Paul Hildwin, whose death sentence was upheld by the U.S. Supreme Court in 1989 in a decision it overruled 26 years later, has been released from prison in Florida after spending nearly 34 years incarcerated for a murder DNA evidence now shows he did not commit.

Hildwin (pictured, center, with investigator Kate O’Shea, left, and attorney Lyann Goudie, right) agreed to a no-contest plea deal to secure his immediate release on March 9, 2020, rather than risking a third attempt by Florida prosecutors to sentence him to death. “Paul Hildwin’s unwavering determination to one day walk free enabled him to survive three and a half decades behind bars, during which he battled four bouts of cancer,” said Nina Morrison, Innocence Project Senior Litigation Counsel, who helped represent Hildwin on his appeals from 2004 to 2014. “It is outrageous that Paul was held in jail for five more years after the Florida Supreme Court ruled that the new DNA would likely lead to his acquittal. And while we hoped that he would be fully exonerated, we are thrilled that Paul will not spend another day behind bars or face another death penalty trial.”

Hildwin was convicted in 1986 of the murder of Vronzettie Cox. He said Cox had given him a ride when he ran out of gas on the highway. Hildwin said she and her boyfriend, William Haverty, began fighting, and he stole a ring and a radio from the car while they weren’t looking. When the argument became heated, Cox and Haverty pulled the car over, and Hildwin left. Four days later, Cox’s body was found inside the trunk of her car in the woods. When Hildwin was found in possession of Cox’s property, he came under suspicion for her murder.

At trial, Hildwin was represented by an inexperienced lawyer who had never tried a murder case before. He failed to call two witnesses who said they had seen Cox alive 12 hours after prosecutors claimed Hildwin had killed her. Hildwin was convicted on testimony from an FBI forensics expert who claimed that semen and saliva from the crime scene had come from Hildwin and could not have come from Haverty. During Hildwin’s appeals, the Innocence Project took on his case and sought modern DNA testing. In 2003, tests excluded Hildwin as the source of the bodily fluids. The Innocence Project worked for seven years to convince prosecutors to run the DNA results through a national DNA database, and in 2010, the Florida Supreme Court ordered the DNA database search. The DNA from the crime scene matched Haverty, who was included in the database because of an unrelated conviction of 16 counts of sexual battery of a minor.

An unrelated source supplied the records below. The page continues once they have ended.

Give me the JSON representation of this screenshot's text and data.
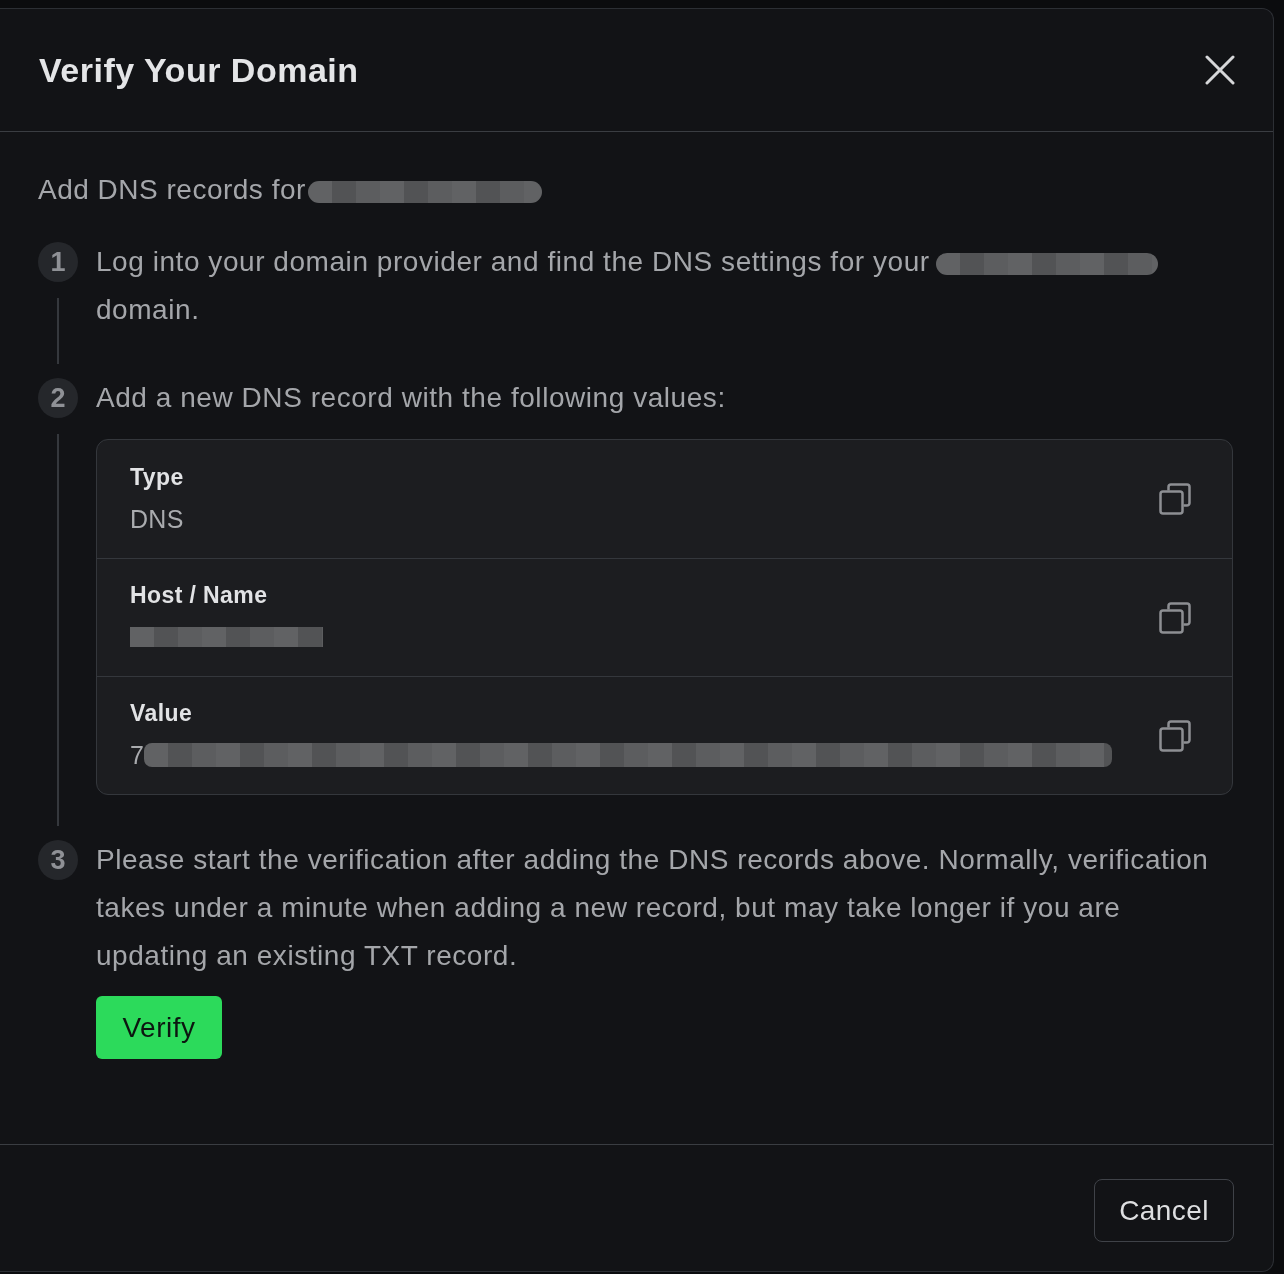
{
  "dialog": {
    "title": "Verify Your Domain"
  },
  "intro": {
    "text": "Add DNS records for",
    "redacted": true
  },
  "steps": [
    {
      "kind": "text",
      "number": "1",
      "text": "Log into your domain provider and find the DNS settings for your",
      "redacted": true,
      "text_after": "domain."
    },
    {
      "kind": "records",
      "number": "2",
      "text": "Add a new DNS record with the following values:",
      "records": [
        {
          "label": "Type",
          "value": "DNS"
        },
        {
          "label": "Host / Name",
          "redacted": true
        },
        {
          "label": "Value",
          "value": "7",
          "redacted": true
        }
      ]
    },
    {
      "kind": "action",
      "number": "3",
      "text": "Please start the verification after adding the DNS records above. Normally, verification takes under a minute when adding a new record, but may take longer if you are updating an existing TXT record.",
      "button": "Verify"
    }
  ],
  "footer": {
    "cancel": "Cancel"
  }
}
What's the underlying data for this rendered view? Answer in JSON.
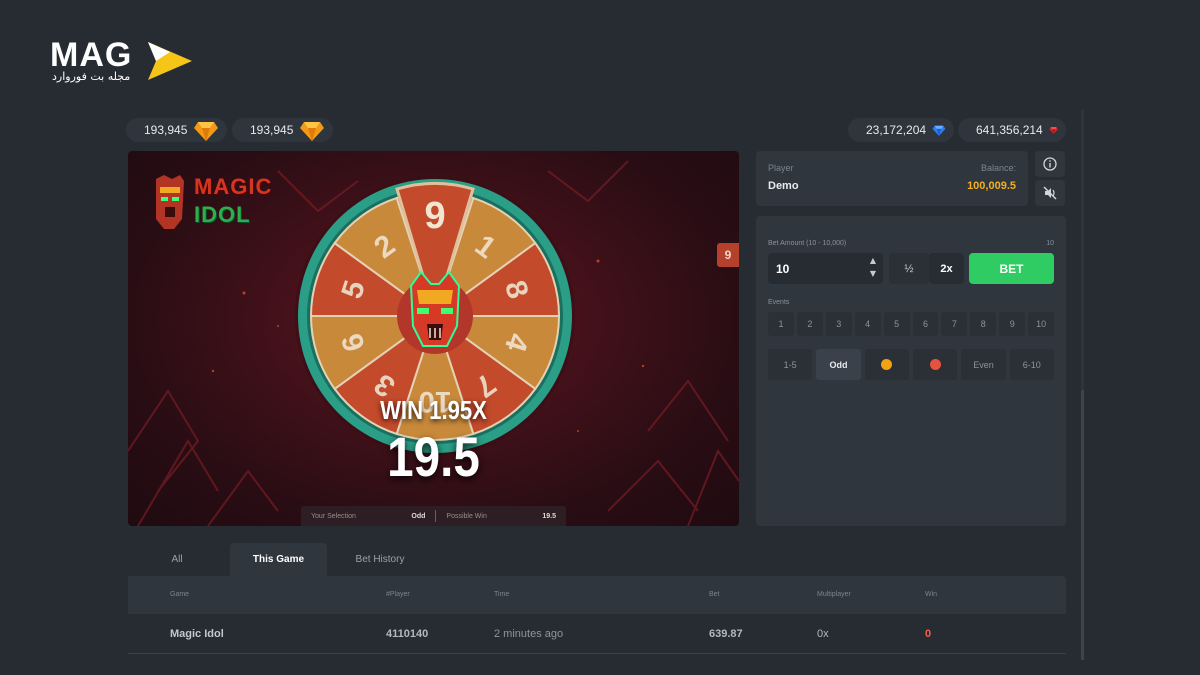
{
  "brand": {
    "logo_text": "MAG",
    "logo_subtitle": "مجله بت فوروارد",
    "accent": "#f5c518"
  },
  "balances": [
    {
      "value": "193,945",
      "gem": "orange-gem-icon",
      "color": "#f29a17"
    },
    {
      "value": "193,945",
      "gem": "orange-gem-icon",
      "color": "#f29a17"
    },
    {
      "value": "23,172,204",
      "gem": "blue-gem-icon",
      "color": "#2f7ff0"
    },
    {
      "value": "641,356,214",
      "gem": "red-gem-icon",
      "color": "#d9262c"
    }
  ],
  "game": {
    "title_line1": "MAGIC",
    "title_line2": "IDOL",
    "last_result": "9",
    "wheel_numbers": [
      "9",
      "1",
      "8",
      "4",
      "7",
      "10",
      "3",
      "6",
      "5",
      "2"
    ],
    "win_label": "WIN 1.95X",
    "win_amount": "19.5",
    "selection_label": "Your Selection",
    "selection_value": "Odd",
    "possible_win_label": "Possible Win",
    "possible_win_value": "19.5"
  },
  "player": {
    "label": "Player",
    "name": "Demo",
    "balance_label": "Balance:",
    "balance": "100,009.5"
  },
  "bet": {
    "amount_label": "Bet Amount (10 - 10,000)",
    "amount_max": "10",
    "amount_value": "10",
    "half_label": "½",
    "double_label": "2x",
    "bet_label": "BET",
    "bet_color": "#2ecc62",
    "events_label": "Events",
    "events": [
      "1",
      "2",
      "3",
      "4",
      "5",
      "6",
      "7",
      "8",
      "9",
      "10"
    ],
    "groups": [
      {
        "label": "1-5",
        "type": "text"
      },
      {
        "label": "Odd",
        "type": "text",
        "active": true
      },
      {
        "label": "",
        "type": "dot",
        "color": "#f2a30f"
      },
      {
        "label": "",
        "type": "dot",
        "color": "#e4533f"
      },
      {
        "label": "Even",
        "type": "text"
      },
      {
        "label": "6-10",
        "type": "text"
      }
    ]
  },
  "tabs": [
    {
      "label": "All"
    },
    {
      "label": "This Game",
      "active": true
    },
    {
      "label": "Bet History"
    }
  ],
  "table": {
    "headers": [
      "Game",
      "#Player",
      "Time",
      "Bet",
      "Multiplayer",
      "Win"
    ],
    "rows": [
      {
        "game": "Magic Idol",
        "player": "4110140",
        "time": "2 minutes ago",
        "bet": "639.87",
        "multiplier": "0x",
        "win": "0",
        "win_color": "#f0614f"
      }
    ]
  }
}
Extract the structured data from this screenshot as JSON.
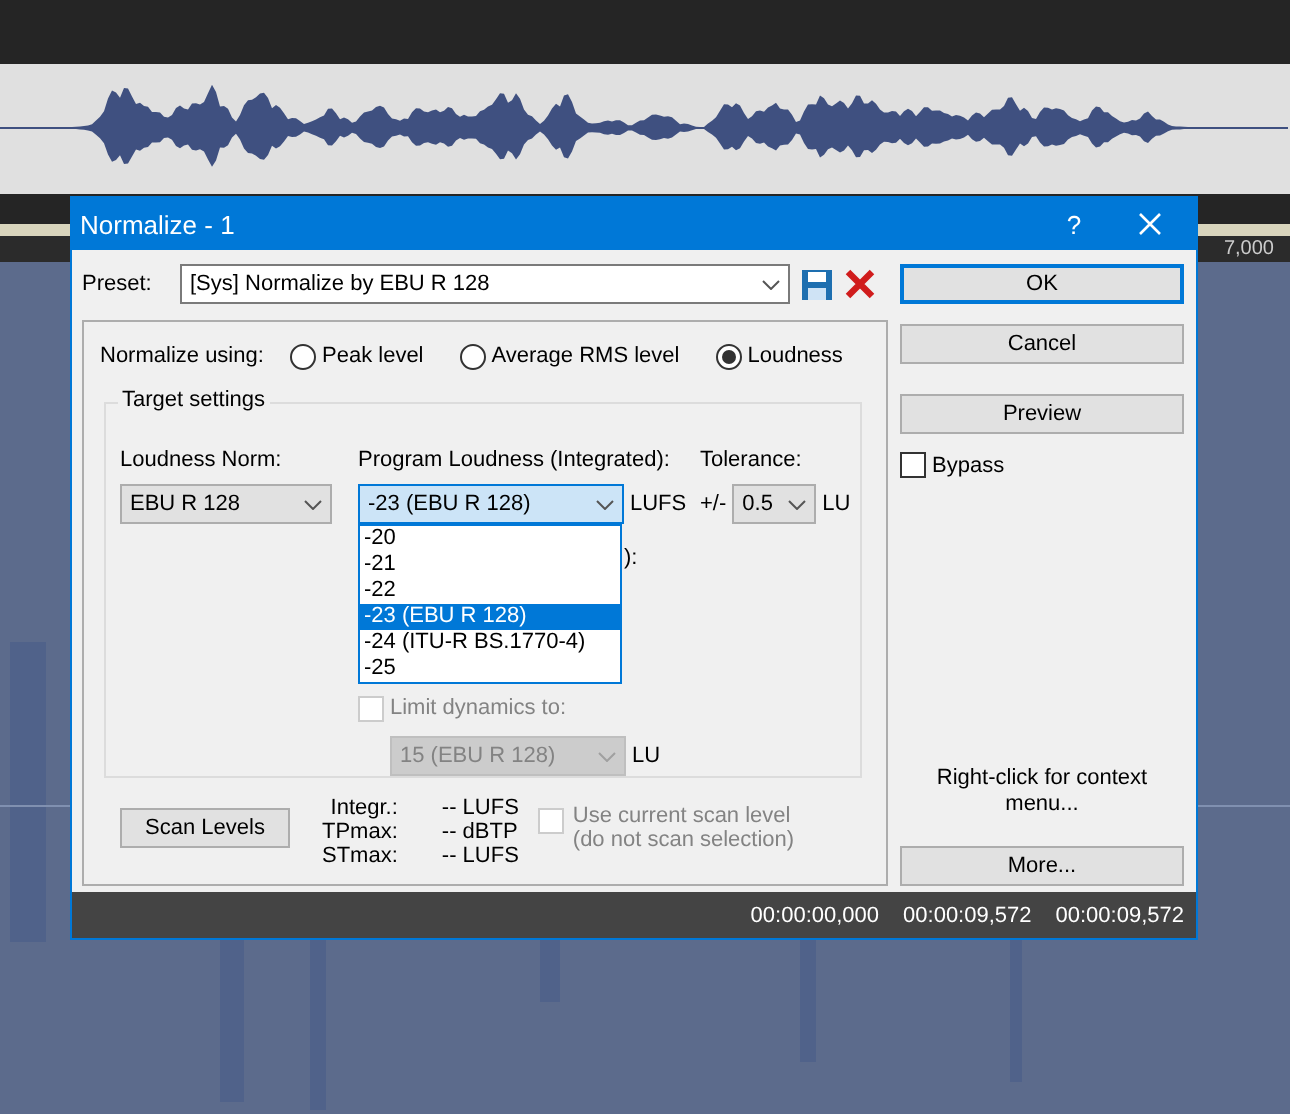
{
  "ruler_label": "7,000",
  "window": {
    "title": "Normalize - 1",
    "help": "?"
  },
  "preset": {
    "label": "Preset:",
    "value": "[Sys] Normalize by EBU R 128"
  },
  "normalize_using": {
    "label": "Normalize using:",
    "options": [
      {
        "label": "Peak level",
        "selected": false
      },
      {
        "label": "Average RMS level",
        "selected": false
      },
      {
        "label": "Loudness",
        "selected": true
      }
    ]
  },
  "target_settings": {
    "title": "Target settings",
    "loudness_norm": {
      "label": "Loudness Norm:",
      "value": "EBU R 128"
    },
    "program_loudness": {
      "label": "Program Loudness (Integrated):",
      "value": "-23 (EBU R 128)",
      "unit": "LUFS",
      "expanded": true,
      "options": [
        {
          "label": "-20",
          "selected": false
        },
        {
          "label": "-21",
          "selected": false
        },
        {
          "label": "-22",
          "selected": false
        },
        {
          "label": "-23 (EBU R 128)",
          "selected": true
        },
        {
          "label": "-24 (ITU-R BS.1770-4)",
          "selected": false
        },
        {
          "label": "-25",
          "selected": false
        }
      ]
    },
    "tolerance": {
      "label": "Tolerance:",
      "prefix": "+/-",
      "value": "0.5",
      "unit": "LU"
    },
    "covered_label_tail": "):",
    "limit_dynamics": {
      "label": "Limit dynamics to:",
      "checked": false,
      "disabled": true,
      "value": "15 (EBU R 128)",
      "unit": "LU"
    }
  },
  "scan": {
    "button": "Scan Levels",
    "stats": [
      {
        "label": "Integr.:",
        "value": "-- LUFS"
      },
      {
        "label": "TPmax:",
        "value": "-- dBTP"
      },
      {
        "label": "STmax:",
        "value": "-- LUFS"
      }
    ],
    "use_current": {
      "lines": [
        "Use current scan level",
        "(do not scan selection)"
      ],
      "checked": false,
      "disabled": true
    }
  },
  "buttons": [
    {
      "label": "OK",
      "default": true
    },
    {
      "label": "Cancel",
      "default": false
    },
    {
      "label": "Preview",
      "default": false
    }
  ],
  "bypass": {
    "label": "Bypass",
    "checked": false
  },
  "hint": "Right-click for context menu...",
  "more_button": "More...",
  "status_bar": {
    "times": [
      "00:00:00,000",
      "00:00:09,572",
      "00:00:09,572"
    ]
  }
}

Hildwin challenged his original death sentence claiming that Florida had violated his right to a jury trial by limiting his sentencing jury to an advisory role and allowing the judge to make the factual findings that would determine whether a death sentence would be imposed. In an unsigned 7-2 opinion, the U.S. Supreme Court denied his appeal. More than a quarter-century later, in Hurst v. Florida, the U.S. Supreme Court overruled its decision in Hildwin’s case and struck down Florida’s death-penalty statute.

The Florida Supreme Court reversed Hildwin’s death sentence in 1995 on the grounds that his defense counsel had provided ineffective representation during the penalty phase of trial. In 1996, his jury recommended 8-4 that he be resentenced to death, and the trial court again imposed the death penalty. Eighteen years later, based on the evidence implicating Haverty in the murder, the Florida Supreme Court overturned his conviction and death sentence and granted him a new trial. He and his attorneys have fought for his release for six years, but prosecutors were determined to retry him, despite the DNA evidence and the fact that at least twelve witnesses have died. Tampa criminal defense attorney Lyann Goudie negotiated the plea deal that secured Hildwin’s release. He pled no contest to second degree murder in exchange for a suspended life sentence and probation.